Classified by the FDA as a drug, Mirena is a contraceptive administered as a hormonal IntraUterine Device (IUD). It is inserted into the uterus as a long-term contraception. Manufactured by Bayer Healthcare, Mirena was approved by the FDA on December 6, 2000 as a contraceptive. It is the only hormonal IUD that has FDA approval. It was designed for long-term application. After insertion, this T-shaped polyethylene device prevents pregnancy by releasing a synthetic version of progestin hormone for up to five years. According to claims made by Bayer Healthcare, Mirena is more than 99% effective at preventing pregnancy, which would place it as one of the highest ranking contraceptives for effectiveness. However, Bayer offers no data in support of this claim. In October of 2009 Mirena was also approved for treatment of heavy periods involving heavy and excessive menstrual bleeding in women with at least one child birth. As of 2011, more than 15 million women have used Mirena IUD
- Ectopic Pregnancy (embryo attaches to outside of uterus or womb) – Up to half of pregnancies that occur with Mirena in place are ectopic. Ectopic pregnancy is a life-threatening condition to the mother.
Intrauterine Pregnancy (normal pregnancy) – Mirena should be removed, and removal or manipulation of Mirena may result in pregnancy loss.
- Sepsis (severe immune response to bacteria or other microbes) – infection with group A streptococcal (GAS), requires immediate treatment, otherwise could lead to death.
- Pelvic Inflammatory Disease (PID) – use of IUDs have been associated with an increased risk of PID. PID can cause harm to reproductive organs, leading to ectopic pregnancies or infertility, and infrequently increasing the need for hysterectomy, and even cause death.
- Irregular Bleeding and Amenorrhea (Absence of menstrual period) – Mirena can change the normal bleeding pattern, causing irregular and heavy bleeding
- Embedment – Mirena can become embedded in vaginal tissues, and in some cases may require surgical removal.
- Perforation – Perforation of, or penetration into uterine and cervix wall, which may not readily be detected until sometime later.
- Expulsion – complete or partial expulsion from uterine cavity, without the woman noticing it. This leads to severe pain and bleeding.
- Ovarian Cyst – results from enlarged follicles, observed in 12% of recipients
- Ovarian Cyst – results from enlarged follicles, observed in 12% of recipients.
- Breast cancer – Spontaneous reports of breast cancer have been received during post-marketing in clinical experience with Mirena.
FDA Warning: False, Misleading Marketing
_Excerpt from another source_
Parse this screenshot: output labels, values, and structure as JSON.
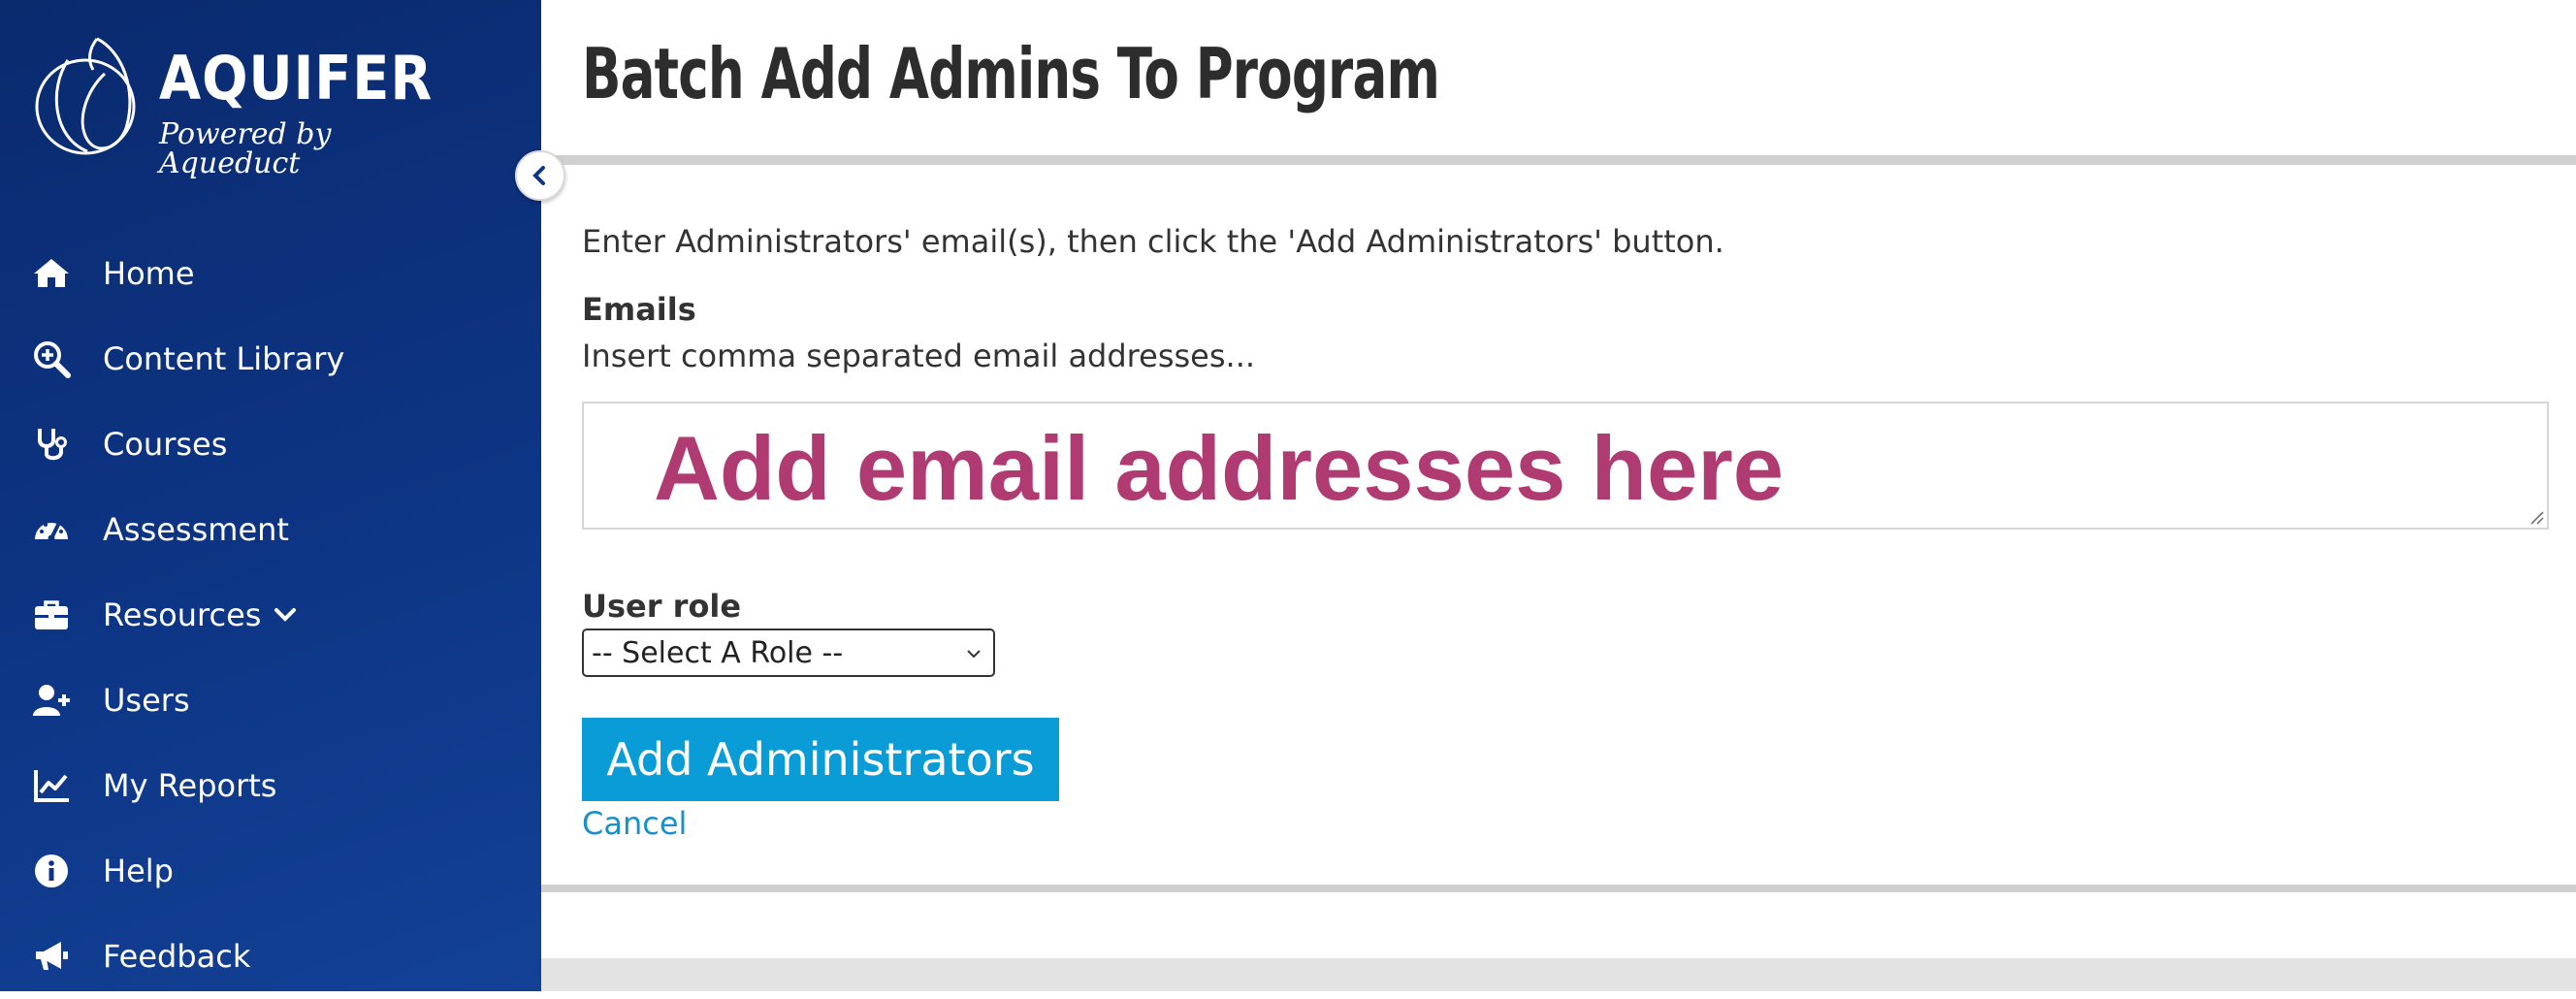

In December of 2009, the FDA issued a warning letter to Bayer Healthcare for false, misleading and overreaching advertising. Bayer’s tactics included direct-to-consumer campaigns of “Tupperware-style” home parties in which invited celebrities promoted Mirena to groups of women in their homes. The FDA warning also accused Bayer of omitting Mirena’s most serious and frequently occurring risks, and of suggesting the drug is safer than it is. The FDA also accused Bayer of overstating the efficacy of Mirena, while failing to state its maximum five-year limitation, which wrongfully suggests the drug can be used indefinitely.